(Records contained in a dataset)
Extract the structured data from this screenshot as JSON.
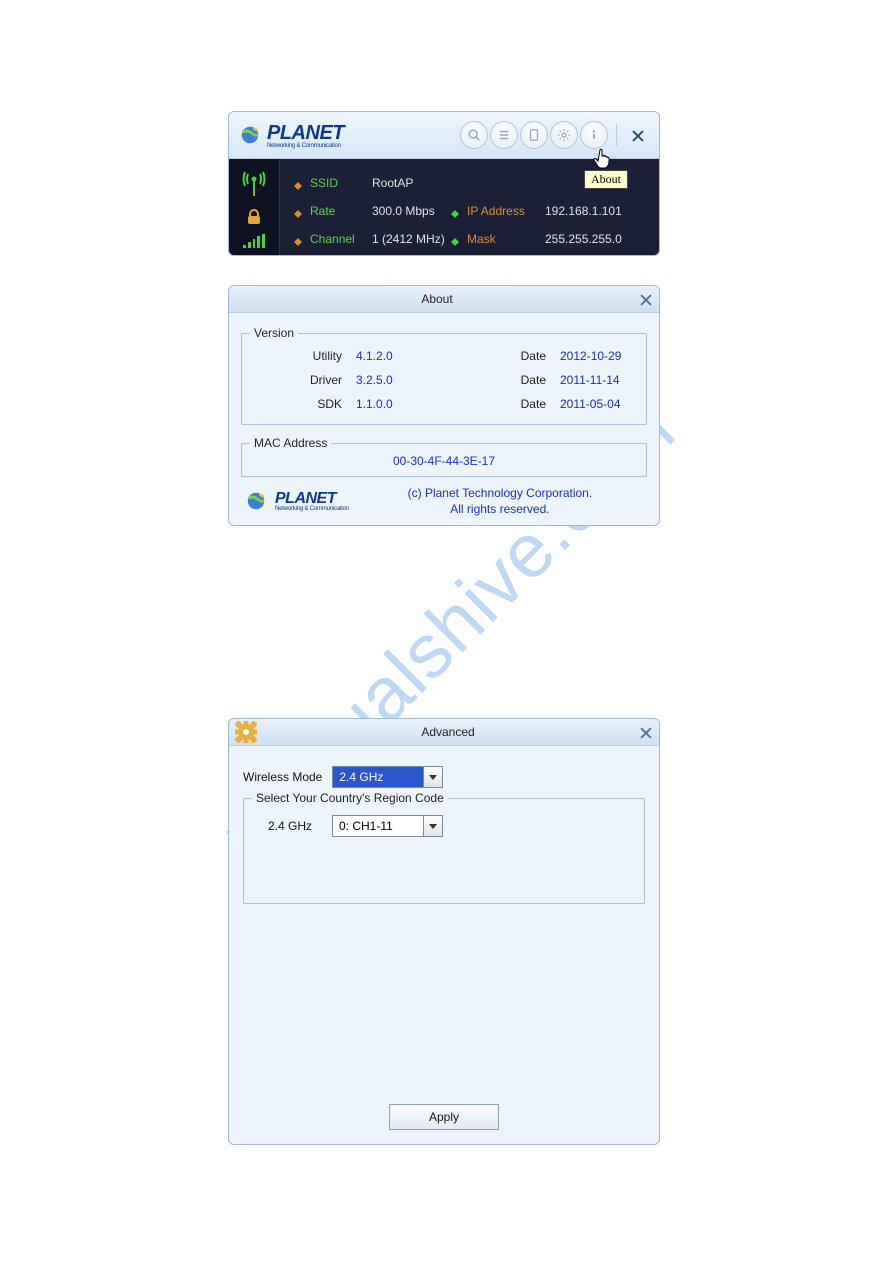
{
  "brand": {
    "name": "PLANET",
    "tagline": "Networking & Communication"
  },
  "header": {
    "tooltip_about": "About"
  },
  "status": {
    "ssid_label": "SSID",
    "ssid": "RootAP",
    "rate_label": "Rate",
    "rate": "300.0 Mbps",
    "channel_label": "Channel",
    "channel": "1 (2412 MHz)",
    "ip_label": "IP Address",
    "ip": "192.168.1.101",
    "mask_label": "Mask",
    "mask": "255.255.255.0"
  },
  "about": {
    "title": "About",
    "version_legend": "Version",
    "rows": [
      {
        "k": "Utility",
        "v": "4.1.2.0",
        "dk": "Date",
        "dv": "2012-10-29"
      },
      {
        "k": "Driver",
        "v": "3.2.5.0",
        "dk": "Date",
        "dv": "2011-11-14"
      },
      {
        "k": "SDK",
        "v": "1.1.0.0",
        "dk": "Date",
        "dv": "2011-05-04"
      }
    ],
    "mac_legend": "MAC Address",
    "mac": "00-30-4F-44-3E-17",
    "copyright_line1": "(c) Planet Technology Corporation.",
    "copyright_line2": "All rights reserved."
  },
  "advanced": {
    "title": "Advanced",
    "wireless_mode_label": "Wireless Mode",
    "wireless_mode_value": "2.4 GHz",
    "region_legend": "Select Your Country's Region Code",
    "band_label": "2.4 GHz",
    "region_value": "0: CH1-11",
    "apply_label": "Apply"
  },
  "watermark": "manualshive.com"
}
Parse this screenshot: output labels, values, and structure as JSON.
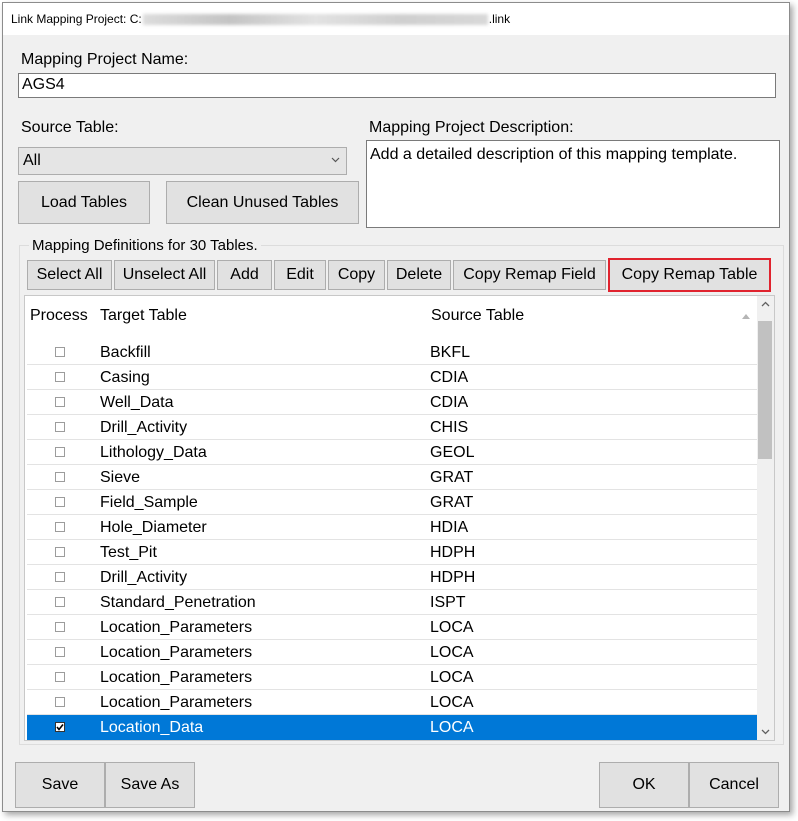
{
  "window": {
    "title_prefix": "Link Mapping Project: C:",
    "title_suffix": ".link"
  },
  "project": {
    "name_label": "Mapping Project Name:",
    "name_value": "AGS4"
  },
  "source": {
    "label": "Source Table:",
    "selected": "All"
  },
  "description": {
    "label": "Mapping Project Description:",
    "value": "Add a detailed description of this mapping template."
  },
  "buttons": {
    "load_tables": "Load Tables",
    "clean_unused_tables": "Clean Unused Tables",
    "save": "Save",
    "save_as": "Save As",
    "ok": "OK",
    "cancel": "Cancel"
  },
  "mapping": {
    "group_label": "Mapping Definitions for 30 Tables.",
    "toolbar": {
      "select_all": "Select All",
      "unselect_all": "Unselect All",
      "add": "Add",
      "edit": "Edit",
      "copy": "Copy",
      "delete": "Delete",
      "copy_remap_field": "Copy Remap Field",
      "copy_remap_table": "Copy Remap Table"
    },
    "columns": {
      "process": "Process",
      "target": "Target Table",
      "source": "Source Table"
    },
    "rows": [
      {
        "target": "Backfill",
        "source": "BKFL",
        "checked": false
      },
      {
        "target": "Casing",
        "source": "CDIA",
        "checked": false
      },
      {
        "target": "Well_Data",
        "source": "CDIA",
        "checked": false
      },
      {
        "target": "Drill_Activity",
        "source": "CHIS",
        "checked": false
      },
      {
        "target": "Lithology_Data",
        "source": "GEOL",
        "checked": false
      },
      {
        "target": "Sieve",
        "source": "GRAT",
        "checked": false
      },
      {
        "target": "Field_Sample",
        "source": "GRAT",
        "checked": false
      },
      {
        "target": "Hole_Diameter",
        "source": "HDIA",
        "checked": false
      },
      {
        "target": "Test_Pit",
        "source": "HDPH",
        "checked": false
      },
      {
        "target": "Drill_Activity",
        "source": "HDPH",
        "checked": false
      },
      {
        "target": "Standard_Penetration",
        "source": "ISPT",
        "checked": false
      },
      {
        "target": "Location_Parameters",
        "source": "LOCA",
        "checked": false
      },
      {
        "target": "Location_Parameters",
        "source": "LOCA",
        "checked": false
      },
      {
        "target": "Location_Parameters",
        "source": "LOCA",
        "checked": false
      },
      {
        "target": "Location_Parameters",
        "source": "LOCA",
        "checked": false
      },
      {
        "target": "Location_Data",
        "source": "LOCA",
        "checked": true,
        "selected": true
      }
    ]
  },
  "colors": {
    "selection": "#0078d7",
    "highlight_border": "#e0232e"
  }
}
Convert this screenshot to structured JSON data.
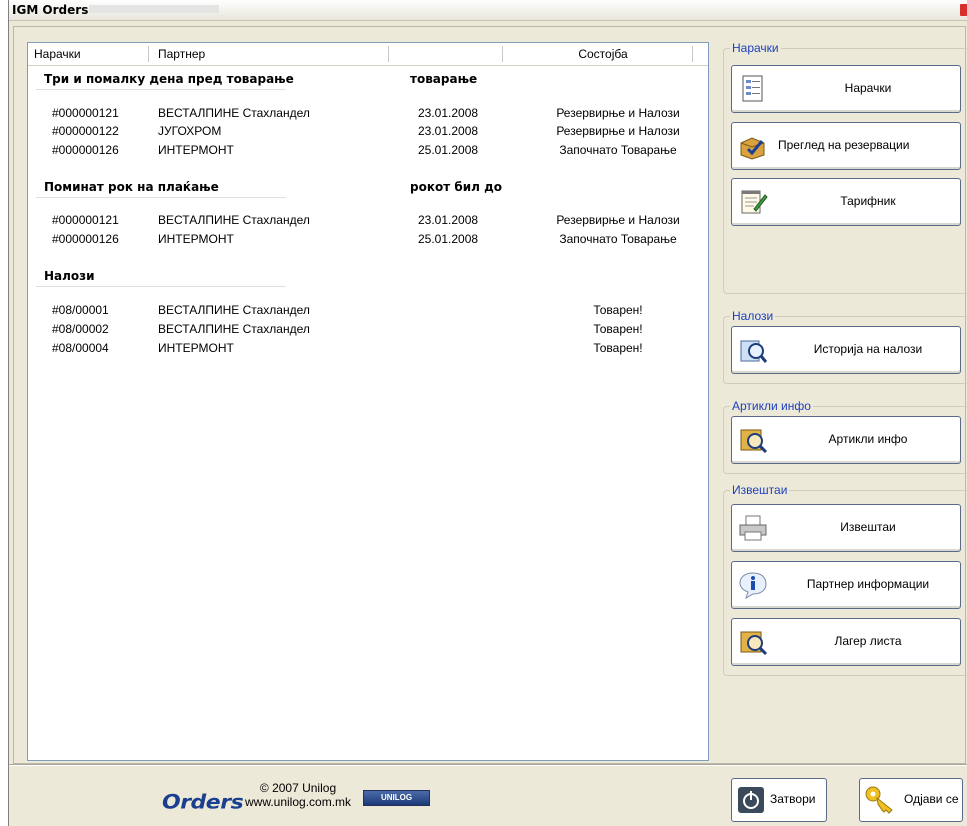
{
  "window": {
    "title": "IGM Orders"
  },
  "list": {
    "columns": [
      "Нарачки",
      "Партнер",
      "",
      "Состојба"
    ],
    "sections": [
      {
        "title": "Три и помалку дена пред товарање",
        "date_header": "товарање",
        "rows": [
          {
            "id": "#000000121",
            "partner": "ВЕСТАЛПИНЕ Стахландел",
            "date": "23.01.2008",
            "status": "Резервирње и Налози"
          },
          {
            "id": "#000000122",
            "partner": "ЈУГОХРОМ",
            "date": "23.01.2008",
            "status": "Резервирње и Налози"
          },
          {
            "id": "#000000126",
            "partner": "ИНТЕРМОНТ",
            "date": "25.01.2008",
            "status": "Започнато Товарање"
          }
        ]
      },
      {
        "title": "Поминат рок на плаќање",
        "date_header": "рокот бил до",
        "rows": [
          {
            "id": "#000000121",
            "partner": "ВЕСТАЛПИНЕ Стахландел",
            "date": "23.01.2008",
            "status": "Резервирње и Налози"
          },
          {
            "id": "#000000126",
            "partner": "ИНТЕРМОНТ",
            "date": "25.01.2008",
            "status": "Започнато Товарање"
          }
        ]
      },
      {
        "title": "Налози",
        "date_header": "",
        "rows": [
          {
            "id": "#08/00001",
            "partner": "ВЕСТАЛПИНЕ Стахландел",
            "date": "",
            "status": "Товарен!"
          },
          {
            "id": "#08/00002",
            "partner": "ВЕСТАЛПИНЕ Стахландел",
            "date": "",
            "status": "Товарен!"
          },
          {
            "id": "#08/00004",
            "partner": "ИНТЕРМОНТ",
            "date": "",
            "status": "Товарен!"
          }
        ]
      }
    ]
  },
  "groups": {
    "orders": {
      "label": "Нарачки",
      "buttons": [
        "Нарачки",
        "Преглед на резервации",
        "Тарифник"
      ]
    },
    "nalozi": {
      "label": "Налози",
      "buttons": [
        "Историја на налози"
      ]
    },
    "articles": {
      "label": "Артикли инфо",
      "buttons": [
        "Артикли инфо"
      ]
    },
    "reports": {
      "label": "Извештаи",
      "buttons": [
        "Извештаи",
        "Партнер информации",
        "Лагер листа"
      ]
    }
  },
  "footer": {
    "logo": "Orders",
    "copyright": "© 2007 Unilog",
    "website": "www.unilog.com.mk",
    "unilog_logo": "UNILOG",
    "close_label": "Затвори",
    "logout_label": "Одјави се"
  }
}
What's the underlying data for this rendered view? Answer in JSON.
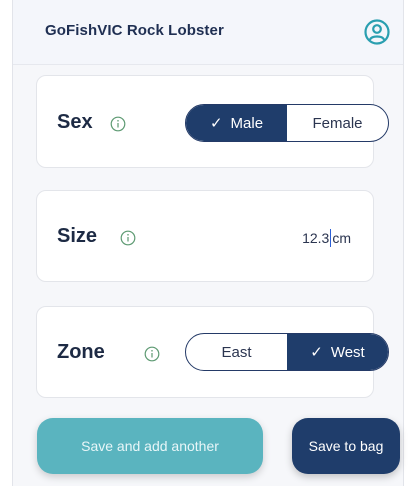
{
  "header": {
    "title": "GoFishVIC Rock Lobster",
    "profile_icon": "user-circle-icon"
  },
  "colors": {
    "navy": "#1f3d6b",
    "teal": "#5ab4bf",
    "profile_teal": "#2a9fb0"
  },
  "sex": {
    "label": "Sex",
    "options": [
      "Male",
      "Female"
    ],
    "selected": "Male",
    "check_glyph": "✓"
  },
  "size": {
    "label": "Size",
    "value_before_caret": "12.3",
    "unit": "cm"
  },
  "zone": {
    "label": "Zone",
    "options": [
      "East",
      "West"
    ],
    "selected": "West",
    "check_glyph": "✓"
  },
  "actions": {
    "save_add_another": "Save and add another",
    "save_to_bag": "Save to bag"
  }
}
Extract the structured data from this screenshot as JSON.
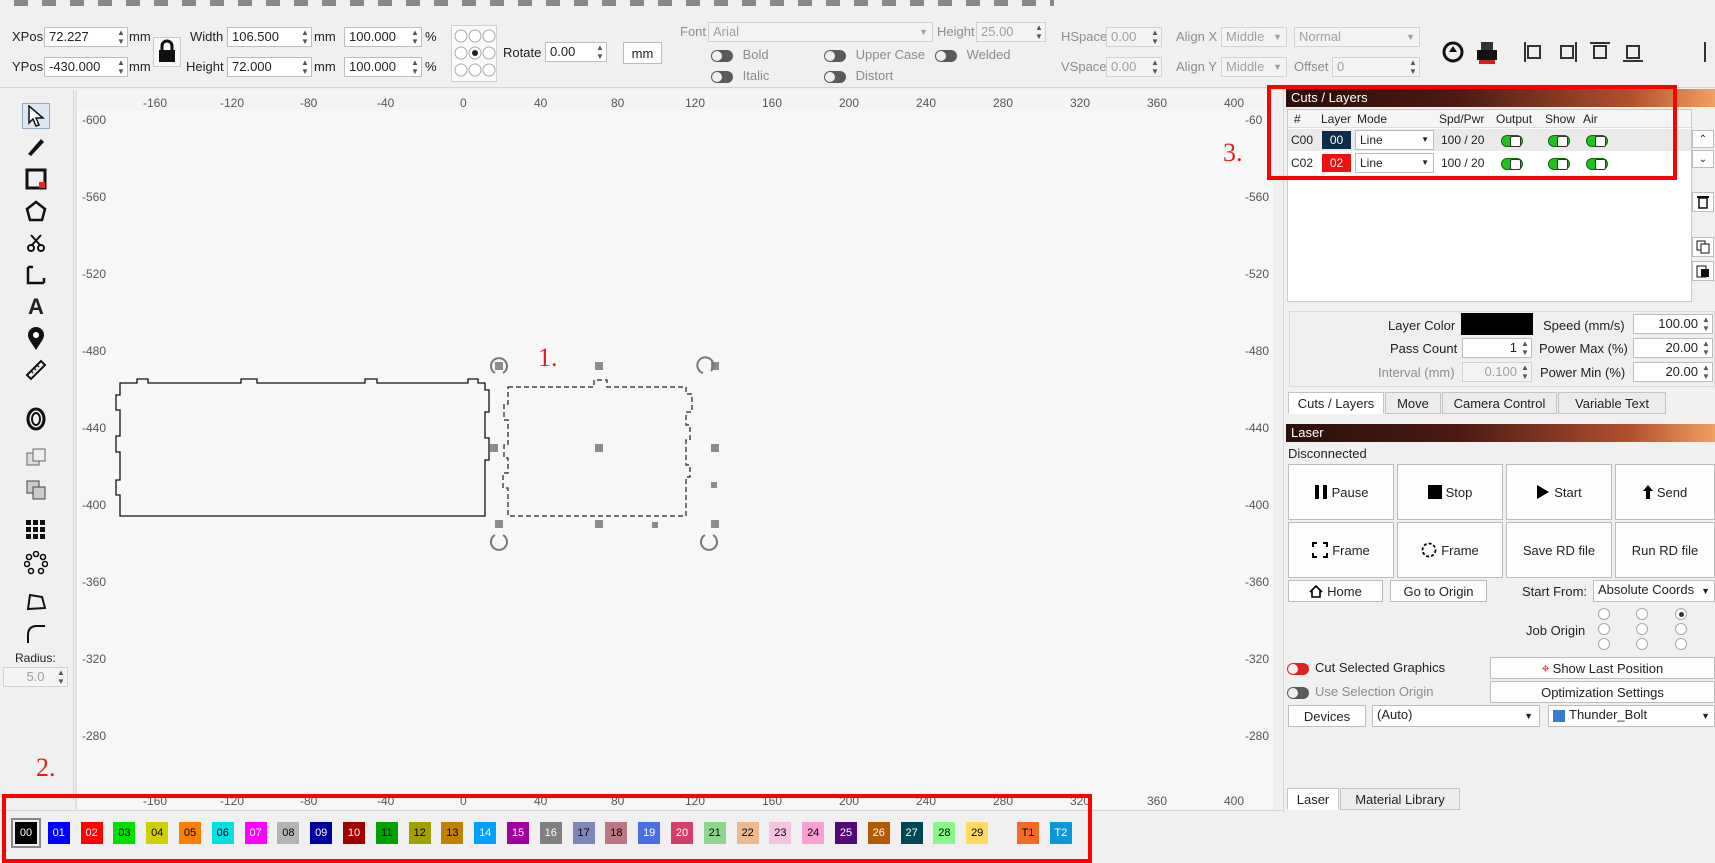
{
  "toolbar": {
    "xpos_label": "XPos",
    "xpos": "72.227",
    "ypos_label": "YPos",
    "ypos": "-430.000",
    "mm": "mm",
    "pct": "%",
    "width_label": "Width",
    "width": "106.500",
    "height_label": "Height",
    "height": "72.000",
    "scale_w": "100.000",
    "scale_h": "100.000",
    "rotate_label": "Rotate",
    "rotate": "0.00",
    "unit_button": "mm",
    "font_label": "Font",
    "font": "Arial",
    "font_height_label": "Height",
    "font_height": "25.00",
    "bold": "Bold",
    "italic": "Italic",
    "upper_case": "Upper Case",
    "distort": "Distort",
    "welded": "Welded",
    "hspace_label": "HSpace",
    "hspace": "0.00",
    "vspace_label": "VSpace",
    "vspace": "0.00",
    "alignx_label": "Align X",
    "alignx": "Middle",
    "aligny_label": "Align Y",
    "aligny": "Middle",
    "normal": "Normal",
    "offset_label": "Offset",
    "offset": "0"
  },
  "left_tools": {
    "radius_label": "Radius:",
    "radius": "5.0"
  },
  "ruler": {
    "top": [
      "-160",
      "-120",
      "-80",
      "-40",
      "0",
      "40",
      "80",
      "120",
      "160",
      "200",
      "240",
      "280",
      "320",
      "360",
      "400"
    ],
    "side": [
      "-600",
      "-560",
      "-520",
      "-480",
      "-440",
      "-400",
      "-360",
      "-320",
      "-280"
    ],
    "right_side": [
      "-60",
      "-560",
      "-520",
      "-480",
      "-440",
      "-400",
      "-360",
      "-320",
      "-280"
    ],
    "bottom": [
      "-160",
      "-120",
      "-80",
      "-40",
      "0",
      "40",
      "80",
      "120",
      "160",
      "200",
      "240",
      "280",
      "320",
      "360",
      "400"
    ]
  },
  "annotations": [
    "1.",
    "2.",
    "3."
  ],
  "cuts_layers": {
    "title": "Cuts / Layers",
    "headers": [
      "#",
      "Layer",
      "Mode",
      "Spd/Pwr",
      "Output",
      "Show",
      "Air"
    ],
    "rows": [
      {
        "id": "C00",
        "layer": "00",
        "color": "#0d2b4a",
        "mode": "Line",
        "spdpwr": "100 / 20"
      },
      {
        "id": "C02",
        "layer": "02",
        "color": "#ee1111",
        "mode": "Line",
        "spdpwr": "100 / 20"
      }
    ]
  },
  "layer_settings": {
    "layer_color_label": "Layer Color",
    "speed_label": "Speed (mm/s)",
    "speed": "100.00",
    "pass_count_label": "Pass Count",
    "pass_count": "1",
    "power_max_label": "Power Max (%)",
    "power_max": "20.00",
    "interval_label": "Interval (mm)",
    "interval": "0.100",
    "power_min_label": "Power Min (%)",
    "power_min": "20.00"
  },
  "right_tabs": [
    "Cuts / Layers",
    "Move",
    "Camera Control",
    "Variable Text"
  ],
  "laser": {
    "title": "Laser",
    "status": "Disconnected",
    "pause": "Pause",
    "stop": "Stop",
    "start": "Start",
    "send": "Send",
    "frame1": "Frame",
    "frame2": "Frame",
    "save_rd": "Save RD file",
    "run_rd": "Run RD file",
    "home": "Home",
    "go_origin": "Go to Origin",
    "start_from_label": "Start From:",
    "start_from": "Absolute Coords",
    "job_origin_label": "Job Origin",
    "cut_selected": "Cut Selected Graphics",
    "use_selection": "Use Selection Origin",
    "show_last": "Show Last Position",
    "optimization": "Optimization Settings",
    "devices": "Devices",
    "auto": "(Auto)",
    "device": "Thunder_Bolt"
  },
  "bottom_tabs": [
    "Laser",
    "Material Library"
  ],
  "palette": [
    {
      "label": "00",
      "color": "#000000",
      "text": "#ffffff"
    },
    {
      "label": "01",
      "color": "#0000ff",
      "text": "#ffffff"
    },
    {
      "label": "02",
      "color": "#ff0000",
      "text": "#ffffff"
    },
    {
      "label": "03",
      "color": "#00e000",
      "text": "#000000"
    },
    {
      "label": "04",
      "color": "#d0d000",
      "text": "#000000"
    },
    {
      "label": "05",
      "color": "#ff8000",
      "text": "#000000"
    },
    {
      "label": "06",
      "color": "#00e0e0",
      "text": "#000000"
    },
    {
      "label": "07",
      "color": "#ff00ff",
      "text": "#ffffff"
    },
    {
      "label": "08",
      "color": "#b4b4b4",
      "text": "#000000"
    },
    {
      "label": "09",
      "color": "#0000a0",
      "text": "#ffffff"
    },
    {
      "label": "10",
      "color": "#a00000",
      "text": "#ffffff"
    },
    {
      "label": "11",
      "color": "#00a000",
      "text": "#000000"
    },
    {
      "label": "12",
      "color": "#a0a000",
      "text": "#000000"
    },
    {
      "label": "13",
      "color": "#c08000",
      "text": "#000000"
    },
    {
      "label": "14",
      "color": "#00a0ff",
      "text": "#ffffff"
    },
    {
      "label": "15",
      "color": "#a000a0",
      "text": "#ffffff"
    },
    {
      "label": "16",
      "color": "#808080",
      "text": "#ffffff"
    },
    {
      "label": "17",
      "color": "#7d87b9",
      "text": "#000000"
    },
    {
      "label": "18",
      "color": "#bb7784",
      "text": "#000000"
    },
    {
      "label": "19",
      "color": "#4a6fe3",
      "text": "#ffffff"
    },
    {
      "label": "20",
      "color": "#d33f6a",
      "text": "#ffffff"
    },
    {
      "label": "21",
      "color": "#8cd78c",
      "text": "#000000"
    },
    {
      "label": "22",
      "color": "#f0b98d",
      "text": "#000000"
    },
    {
      "label": "23",
      "color": "#f6c4e1",
      "text": "#000000"
    },
    {
      "label": "24",
      "color": "#fa9ed4",
      "text": "#000000"
    },
    {
      "label": "25",
      "color": "#500a78",
      "text": "#ffffff"
    },
    {
      "label": "26",
      "color": "#b45a00",
      "text": "#ffffff"
    },
    {
      "label": "27",
      "color": "#004754",
      "text": "#ffffff"
    },
    {
      "label": "28",
      "color": "#86fa88",
      "text": "#000000"
    },
    {
      "label": "29",
      "color": "#ffdb66",
      "text": "#000000"
    },
    {
      "label": "T1",
      "color": "#f36926",
      "text": "#000000"
    },
    {
      "label": "T2",
      "color": "#0c98d8",
      "text": "#ffffff"
    }
  ]
}
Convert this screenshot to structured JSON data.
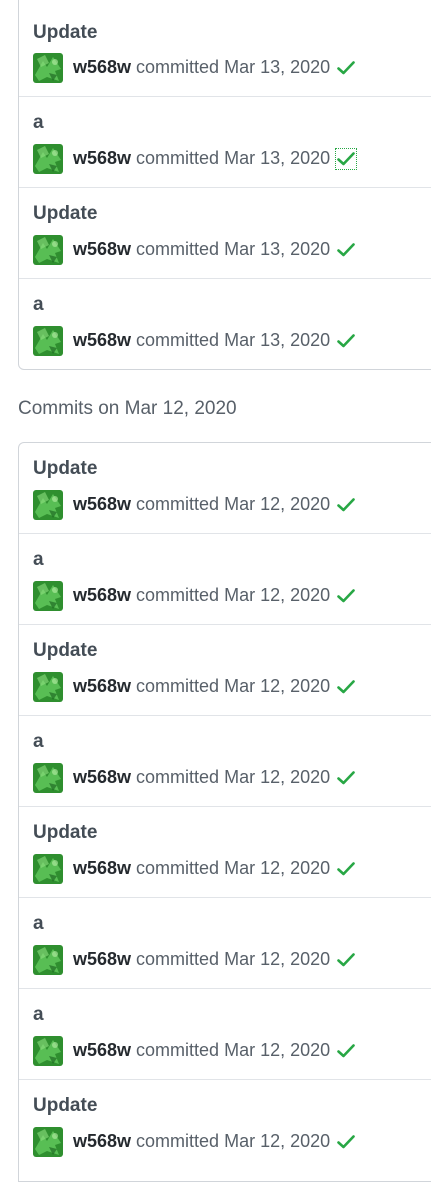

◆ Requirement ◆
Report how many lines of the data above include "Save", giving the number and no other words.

◆ Task answer ◆
5